EXERCISE GOAL:
Filter the records for lines holding the string "value".

DATA FOR PROCESSING:
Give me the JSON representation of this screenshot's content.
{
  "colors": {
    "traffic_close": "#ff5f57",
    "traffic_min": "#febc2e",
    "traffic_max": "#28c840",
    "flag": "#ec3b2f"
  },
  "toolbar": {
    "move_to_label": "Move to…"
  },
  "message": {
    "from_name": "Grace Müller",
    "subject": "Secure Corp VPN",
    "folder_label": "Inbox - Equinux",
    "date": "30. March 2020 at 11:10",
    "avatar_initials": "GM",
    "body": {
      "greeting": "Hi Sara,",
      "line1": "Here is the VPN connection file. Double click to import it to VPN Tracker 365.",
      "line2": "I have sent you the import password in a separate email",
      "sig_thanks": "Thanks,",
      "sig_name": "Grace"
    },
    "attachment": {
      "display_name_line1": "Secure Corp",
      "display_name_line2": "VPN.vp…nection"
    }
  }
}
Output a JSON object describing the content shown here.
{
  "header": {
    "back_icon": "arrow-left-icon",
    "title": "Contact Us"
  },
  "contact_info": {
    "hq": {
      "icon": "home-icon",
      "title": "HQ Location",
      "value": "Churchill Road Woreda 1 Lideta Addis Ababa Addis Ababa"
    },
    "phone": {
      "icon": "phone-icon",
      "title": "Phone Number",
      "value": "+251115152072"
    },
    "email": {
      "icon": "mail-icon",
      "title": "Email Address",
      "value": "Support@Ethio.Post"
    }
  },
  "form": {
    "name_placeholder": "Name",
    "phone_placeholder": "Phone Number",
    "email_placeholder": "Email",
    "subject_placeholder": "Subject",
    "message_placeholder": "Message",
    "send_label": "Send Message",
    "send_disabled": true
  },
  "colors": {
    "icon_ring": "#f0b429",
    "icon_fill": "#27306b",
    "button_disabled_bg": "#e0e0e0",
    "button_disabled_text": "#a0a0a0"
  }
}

ANSWER SECTION:
      "value": "Churchill Road Woreda 1 Lideta Addis Ababa Addis Ababa"
      "value": "+251115152072"
      "value": "Support@Ethio.Post"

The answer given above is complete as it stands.